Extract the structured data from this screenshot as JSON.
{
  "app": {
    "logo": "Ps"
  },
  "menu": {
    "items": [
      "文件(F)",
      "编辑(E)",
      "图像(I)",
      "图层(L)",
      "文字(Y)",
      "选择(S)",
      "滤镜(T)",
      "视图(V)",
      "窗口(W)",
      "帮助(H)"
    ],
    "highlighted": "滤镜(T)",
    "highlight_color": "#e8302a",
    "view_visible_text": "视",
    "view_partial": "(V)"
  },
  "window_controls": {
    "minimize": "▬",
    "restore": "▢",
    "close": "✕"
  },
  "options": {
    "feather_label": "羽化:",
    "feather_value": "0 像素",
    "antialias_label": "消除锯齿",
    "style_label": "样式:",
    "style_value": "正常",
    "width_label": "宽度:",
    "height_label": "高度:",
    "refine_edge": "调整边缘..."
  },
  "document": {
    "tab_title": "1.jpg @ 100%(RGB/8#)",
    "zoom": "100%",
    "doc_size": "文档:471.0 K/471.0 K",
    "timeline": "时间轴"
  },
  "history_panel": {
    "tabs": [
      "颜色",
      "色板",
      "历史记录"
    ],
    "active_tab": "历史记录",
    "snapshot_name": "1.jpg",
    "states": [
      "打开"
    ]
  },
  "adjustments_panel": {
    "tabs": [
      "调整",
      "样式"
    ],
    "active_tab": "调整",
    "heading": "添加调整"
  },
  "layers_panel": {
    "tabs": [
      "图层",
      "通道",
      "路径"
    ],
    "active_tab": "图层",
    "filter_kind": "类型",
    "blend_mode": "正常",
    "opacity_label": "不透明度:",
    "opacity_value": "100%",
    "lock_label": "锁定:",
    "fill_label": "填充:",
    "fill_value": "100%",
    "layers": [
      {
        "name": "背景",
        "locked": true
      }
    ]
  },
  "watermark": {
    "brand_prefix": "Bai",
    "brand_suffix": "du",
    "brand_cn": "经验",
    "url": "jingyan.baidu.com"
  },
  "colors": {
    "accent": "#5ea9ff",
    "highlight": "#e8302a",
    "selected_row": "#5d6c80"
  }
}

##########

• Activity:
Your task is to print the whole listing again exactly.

• Output below:
Extract the structured data from this screenshot as JSON.
{
  "app": {
    "logo": "Ps"
  },
  "menu": {
    "items": [
      "文件(F)",
      "编辑(E)",
      "图像(I)",
      "图层(L)",
      "文字(Y)",
      "选择(S)",
      "滤镜(T)",
      "视图(V)",
      "窗口(W)",
      "帮助(H)"
    ],
    "highlighted": "滤镜(T)",
    "highlight_color": "#e8302a",
    "view_visible_text": "视",
    "view_partial": "(V)"
  },
  "window_controls": {
    "minimize": "▬",
    "restore": "▢",
    "close": "✕"
  },
  "options": {
    "feather_label": "羽化:",
    "feather_value": "0 像素",
    "antialias_label": "消除锯齿",
    "style_label": "样式:",
    "style_value": "正常",
    "width_label": "宽度:",
    "height_label": "高度:",
    "refine_edge": "调整边缘..."
  },
  "document": {
    "tab_title": "1.jpg @ 100%(RGB/8#)",
    "zoom": "100%",
    "doc_size": "文档:471.0 K/471.0 K",
    "timeline": "时间轴"
  },
  "history_panel": {
    "tabs": [
      "颜色",
      "色板",
      "历史记录"
    ],
    "active_tab": "历史记录",
    "snapshot_name": "1.jpg",
    "states": [
      "打开"
    ]
  },
  "adjustments_panel": {
    "tabs": [
      "调整",
      "样式"
    ],
    "active_tab": "调整",
    "heading": "添加调整"
  },
  "layers_panel": {
    "tabs": [
      "图层",
      "通道",
      "路径"
    ],
    "active_tab": "图层",
    "filter_kind": "类型",
    "blend_mode": "正常",
    "opacity_label": "不透明度:",
    "opacity_value": "100%",
    "lock_label": "锁定:",
    "fill_label": "填充:",
    "fill_value": "100%",
    "layers": [
      {
        "name": "背景",
        "locked": true
      }
    ]
  },
  "watermark": {
    "brand_prefix": "Bai",
    "brand_suffix": "du",
    "brand_cn": "经验",
    "url": "jingyan.baidu.com"
  },
  "colors": {
    "accent": "#5ea9ff",
    "highlight": "#e8302a",
    "selected_row": "#5d6c80"
  }
}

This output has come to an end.